TASK PROMPT
Your task is to output every record exactly as it is given.

DATA EXTRACT
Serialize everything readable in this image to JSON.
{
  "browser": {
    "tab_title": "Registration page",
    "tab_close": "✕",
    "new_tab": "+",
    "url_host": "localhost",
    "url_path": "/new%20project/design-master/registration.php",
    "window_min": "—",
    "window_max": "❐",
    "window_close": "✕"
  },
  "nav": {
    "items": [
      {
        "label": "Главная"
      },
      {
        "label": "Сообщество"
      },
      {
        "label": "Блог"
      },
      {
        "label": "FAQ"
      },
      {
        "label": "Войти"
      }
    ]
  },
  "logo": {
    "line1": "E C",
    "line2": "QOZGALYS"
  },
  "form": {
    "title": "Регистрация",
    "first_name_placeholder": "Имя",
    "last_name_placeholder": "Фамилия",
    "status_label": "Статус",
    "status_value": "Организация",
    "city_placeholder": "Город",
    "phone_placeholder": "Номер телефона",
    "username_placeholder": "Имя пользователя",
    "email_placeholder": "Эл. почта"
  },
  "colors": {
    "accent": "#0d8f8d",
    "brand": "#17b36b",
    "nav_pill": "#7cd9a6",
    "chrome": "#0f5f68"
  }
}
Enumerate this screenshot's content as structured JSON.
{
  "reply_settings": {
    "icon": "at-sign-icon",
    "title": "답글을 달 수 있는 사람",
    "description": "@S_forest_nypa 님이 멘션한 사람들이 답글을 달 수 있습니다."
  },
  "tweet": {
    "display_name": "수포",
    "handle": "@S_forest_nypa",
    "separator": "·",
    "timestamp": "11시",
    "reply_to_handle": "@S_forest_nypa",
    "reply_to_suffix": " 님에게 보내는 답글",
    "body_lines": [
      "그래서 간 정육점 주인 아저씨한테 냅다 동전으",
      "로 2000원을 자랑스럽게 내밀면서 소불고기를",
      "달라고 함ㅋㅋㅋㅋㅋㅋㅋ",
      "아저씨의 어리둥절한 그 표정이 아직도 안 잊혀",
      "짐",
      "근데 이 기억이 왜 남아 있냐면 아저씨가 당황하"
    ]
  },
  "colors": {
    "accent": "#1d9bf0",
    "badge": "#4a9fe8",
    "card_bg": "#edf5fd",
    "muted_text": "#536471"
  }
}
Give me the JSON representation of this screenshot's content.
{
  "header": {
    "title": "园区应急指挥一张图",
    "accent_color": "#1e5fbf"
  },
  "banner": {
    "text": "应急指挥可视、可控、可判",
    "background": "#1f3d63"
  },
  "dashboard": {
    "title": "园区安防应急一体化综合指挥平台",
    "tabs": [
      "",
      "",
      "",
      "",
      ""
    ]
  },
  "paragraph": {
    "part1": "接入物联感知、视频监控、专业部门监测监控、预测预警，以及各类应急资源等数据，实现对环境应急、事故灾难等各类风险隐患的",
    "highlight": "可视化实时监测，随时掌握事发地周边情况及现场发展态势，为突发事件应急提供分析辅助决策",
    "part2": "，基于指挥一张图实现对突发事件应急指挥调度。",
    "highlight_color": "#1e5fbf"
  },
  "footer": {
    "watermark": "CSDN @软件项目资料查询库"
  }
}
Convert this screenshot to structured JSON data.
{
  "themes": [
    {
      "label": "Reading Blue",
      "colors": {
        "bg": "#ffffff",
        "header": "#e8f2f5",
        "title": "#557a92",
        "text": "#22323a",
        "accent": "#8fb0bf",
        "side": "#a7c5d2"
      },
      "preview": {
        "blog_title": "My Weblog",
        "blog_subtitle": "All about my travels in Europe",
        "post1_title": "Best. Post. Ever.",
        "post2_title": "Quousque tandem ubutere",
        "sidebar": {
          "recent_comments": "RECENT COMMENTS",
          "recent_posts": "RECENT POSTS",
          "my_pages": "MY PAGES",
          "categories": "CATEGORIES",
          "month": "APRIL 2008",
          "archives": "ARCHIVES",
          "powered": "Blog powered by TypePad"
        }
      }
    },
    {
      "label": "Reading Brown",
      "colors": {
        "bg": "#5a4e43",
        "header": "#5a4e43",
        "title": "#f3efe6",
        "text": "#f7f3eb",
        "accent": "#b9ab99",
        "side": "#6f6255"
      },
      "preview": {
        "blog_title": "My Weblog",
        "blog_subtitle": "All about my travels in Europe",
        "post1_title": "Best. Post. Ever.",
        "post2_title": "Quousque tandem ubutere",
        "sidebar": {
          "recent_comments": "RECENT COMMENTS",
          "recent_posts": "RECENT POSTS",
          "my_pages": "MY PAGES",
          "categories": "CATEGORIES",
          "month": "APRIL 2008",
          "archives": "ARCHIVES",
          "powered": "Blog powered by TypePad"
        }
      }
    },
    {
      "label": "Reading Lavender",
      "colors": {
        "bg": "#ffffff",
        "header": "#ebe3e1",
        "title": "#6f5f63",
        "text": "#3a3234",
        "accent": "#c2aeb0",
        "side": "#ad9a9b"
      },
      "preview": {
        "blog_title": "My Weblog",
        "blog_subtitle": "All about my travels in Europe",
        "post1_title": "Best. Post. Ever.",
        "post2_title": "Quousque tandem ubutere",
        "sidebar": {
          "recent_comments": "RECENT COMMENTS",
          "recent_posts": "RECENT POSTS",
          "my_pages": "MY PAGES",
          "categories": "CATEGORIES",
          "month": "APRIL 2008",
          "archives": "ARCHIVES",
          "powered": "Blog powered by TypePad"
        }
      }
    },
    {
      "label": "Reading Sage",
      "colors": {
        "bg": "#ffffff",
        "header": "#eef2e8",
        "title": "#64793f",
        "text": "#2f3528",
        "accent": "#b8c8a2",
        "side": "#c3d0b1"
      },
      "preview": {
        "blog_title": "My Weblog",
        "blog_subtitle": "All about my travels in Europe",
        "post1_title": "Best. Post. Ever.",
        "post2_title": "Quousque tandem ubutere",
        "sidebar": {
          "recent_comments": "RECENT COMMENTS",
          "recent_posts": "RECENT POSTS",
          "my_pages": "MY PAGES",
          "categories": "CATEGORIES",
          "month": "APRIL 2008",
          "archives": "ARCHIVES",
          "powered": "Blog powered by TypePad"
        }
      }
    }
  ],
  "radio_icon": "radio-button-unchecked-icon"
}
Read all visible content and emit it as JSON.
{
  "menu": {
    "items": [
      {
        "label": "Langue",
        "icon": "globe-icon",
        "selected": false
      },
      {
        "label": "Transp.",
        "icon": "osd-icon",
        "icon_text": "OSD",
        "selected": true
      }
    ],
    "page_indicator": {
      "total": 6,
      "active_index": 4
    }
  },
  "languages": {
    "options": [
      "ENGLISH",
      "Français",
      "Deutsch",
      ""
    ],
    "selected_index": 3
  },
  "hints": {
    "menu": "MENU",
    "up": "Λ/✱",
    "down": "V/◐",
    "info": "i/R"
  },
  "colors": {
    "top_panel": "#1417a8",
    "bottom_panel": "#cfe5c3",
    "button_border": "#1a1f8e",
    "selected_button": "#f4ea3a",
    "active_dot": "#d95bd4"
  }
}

TASK ANSWER
Serialize everything readable in this image to JSON.
{
  "browser": {
    "tab_title": "Registration page",
    "tab_close": "✕",
    "new_tab": "+",
    "url_host": "localhost",
    "url_path": "/new%20project/design-master/registration.php",
    "window_min": "—",
    "window_max": "❐",
    "window_close": "✕"
  },
  "nav": {
    "items": [
      {
        "label": "Главная"
      },
      {
        "label": "Сообщество"
      },
      {
        "label": "Блог"
      },
      {
        "label": "FAQ"
      },
      {
        "label": "Войти"
      }
    ]
  },
  "logo": {
    "line1": "E C",
    "line2": "QOZGALYS"
  },
  "form": {
    "title": "Регистрация",
    "first_name_placeholder": "Имя",
    "last_name_placeholder": "Фамилия",
    "status_label": "Статус",
    "status_value": "Организация",
    "city_placeholder": "Город",
    "phone_placeholder": "Номер телефона",
    "username_placeholder": "Имя пользователя",
    "email_placeholder": "Эл. почта"
  },
  "colors": {
    "accent": "#0d8f8d",
    "brand": "#17b36b",
    "nav_pill": "#7cd9a6",
    "chrome": "#0f5f68"
  }
}
Enumerate this screenshot's content as structured JSON.
{
  "reply_settings": {
    "icon": "at-sign-icon",
    "title": "답글을 달 수 있는 사람",
    "description": "@S_forest_nypa 님이 멘션한 사람들이 답글을 달 수 있습니다."
  },
  "tweet": {
    "display_name": "수포",
    "handle": "@S_forest_nypa",
    "separator": "·",
    "timestamp": "11시",
    "reply_to_handle": "@S_forest_nypa",
    "reply_to_suffix": " 님에게 보내는 답글",
    "body_lines": [
      "그래서 간 정육점 주인 아저씨한테 냅다 동전으",
      "로 2000원을 자랑스럽게 내밀면서 소불고기를",
      "달라고 함ㅋㅋㅋㅋㅋㅋㅋ",
      "아저씨의 어리둥절한 그 표정이 아직도 안 잊혀",
      "짐",
      "근데 이 기억이 왜 남아 있냐면 아저씨가 당황하"
    ]
  },
  "colors": {
    "accent": "#1d9bf0",
    "badge": "#4a9fe8",
    "card_bg": "#edf5fd",
    "muted_text": "#536471"
  }
}
Give me the JSON representation of this screenshot's content.
{
  "header": {
    "title": "园区应急指挥一张图",
    "accent_color": "#1e5fbf"
  },
  "banner": {
    "text": "应急指挥可视、可控、可判",
    "background": "#1f3d63"
  },
  "dashboard": {
    "title": "园区安防应急一体化综合指挥平台",
    "tabs": [
      "",
      "",
      "",
      "",
      ""
    ]
  },
  "paragraph": {
    "part1": "接入物联感知、视频监控、专业部门监测监控、预测预警，以及各类应急资源等数据，实现对环境应急、事故灾难等各类风险隐患的",
    "highlight": "可视化实时监测，随时掌握事发地周边情况及现场发展态势，为突发事件应急提供分析辅助决策",
    "part2": "，基于指挥一张图实现对突发事件应急指挥调度。",
    "highlight_color": "#1e5fbf"
  },
  "footer": {
    "watermark": "CSDN @软件项目资料查询库"
  }
}
Convert this screenshot to structured JSON data.
{
  "themes": [
    {
      "label": "Reading Blue",
      "colors": {
        "bg": "#ffffff",
        "header": "#e8f2f5",
        "title": "#557a92",
        "text": "#22323a",
        "accent": "#8fb0bf",
        "side": "#a7c5d2"
      },
      "preview": {
        "blog_title": "My Weblog",
        "blog_subtitle": "All about my travels in Europe",
        "post1_title": "Best. Post. Ever.",
        "post2_title": "Quousque tandem ubutere",
        "sidebar": {
          "recent_comments": "RECENT COMMENTS",
          "recent_posts": "RECENT POSTS",
          "my_pages": "MY PAGES",
          "categories": "CATEGORIES",
          "month": "APRIL 2008",
          "archives": "ARCHIVES",
          "powered": "Blog powered by TypePad"
        }
      }
    },
    {
      "label": "Reading Brown",
      "colors": {
        "bg": "#5a4e43",
        "header": "#5a4e43",
        "title": "#f3efe6",
        "text": "#f7f3eb",
        "accent": "#b9ab99",
        "side": "#6f6255"
      },
      "preview": {
        "blog_title": "My Weblog",
        "blog_subtitle": "All about my travels in Europe",
        "post1_title": "Best. Post. Ever.",
        "post2_title": "Quousque tandem ubutere",
        "sidebar": {
          "recent_comments": "RECENT COMMENTS",
          "recent_posts": "RECENT POSTS",
          "my_pages": "MY PAGES",
          "categories": "CATEGORIES",
          "month": "APRIL 2008",
          "archives": "ARCHIVES",
          "powered": "Blog powered by TypePad"
        }
      }
    },
    {
      "label": "Reading Lavender",
      "colors": {
        "bg": "#ffffff",
        "header": "#ebe3e1",
        "title": "#6f5f63",
        "text": "#3a3234",
        "accent": "#c2aeb0",
        "side": "#ad9a9b"
      },
      "preview": {
        "blog_title": "My Weblog",
        "blog_subtitle": "All about my travels in Europe",
        "post1_title": "Best. Post. Ever.",
        "post2_title": "Quousque tandem ubutere",
        "sidebar": {
          "recent_comments": "RECENT COMMENTS",
          "recent_posts": "RECENT POSTS",
          "my_pages": "MY PAGES",
          "categories": "CATEGORIES",
          "month": "APRIL 2008",
          "archives": "ARCHIVES",
          "powered": "Blog powered by TypePad"
        }
      }
    },
    {
      "label": "Reading Sage",
      "colors": {
        "bg": "#ffffff",
        "header": "#eef2e8",
        "title": "#64793f",
        "text": "#2f3528",
        "accent": "#b8c8a2",
        "side": "#c3d0b1"
      },
      "preview": {
        "blog_title": "My Weblog",
        "blog_subtitle": "All about my travels in Europe",
        "post1_title": "Best. Post. Ever.",
        "post2_title": "Quousque tandem ubutere",
        "sidebar": {
          "recent_comments": "RECENT COMMENTS",
          "recent_posts": "RECENT POSTS",
          "my_pages": "MY PAGES",
          "categories": "CATEGORIES",
          "month": "APRIL 2008",
          "archives": "ARCHIVES",
          "powered": "Blog powered by TypePad"
        }
      }
    }
  ],
  "radio_icon": "radio-button-unchecked-icon"
}
Read all visible content and emit it as JSON.
{
  "menu": {
    "items": [
      {
        "label": "Langue",
        "icon": "globe-icon",
        "selected": false
      },
      {
        "label": "Transp.",
        "icon": "osd-icon",
        "icon_text": "OSD",
        "selected": true
      }
    ],
    "page_indicator": {
      "total": 6,
      "active_index": 4
    }
  },
  "languages": {
    "options": [
      "ENGLISH",
      "Français",
      "Deutsch",
      ""
    ],
    "selected_index": 3
  },
  "hints": {
    "menu": "MENU",
    "up": "Λ/✱",
    "down": "V/◐",
    "info": "i/R"
  },
  "colors": {
    "top_panel": "#1417a8",
    "bottom_panel": "#cfe5c3",
    "button_border": "#1a1f8e",
    "selected_button": "#f4ea3a",
    "active_dot": "#d95bd4"
  }
}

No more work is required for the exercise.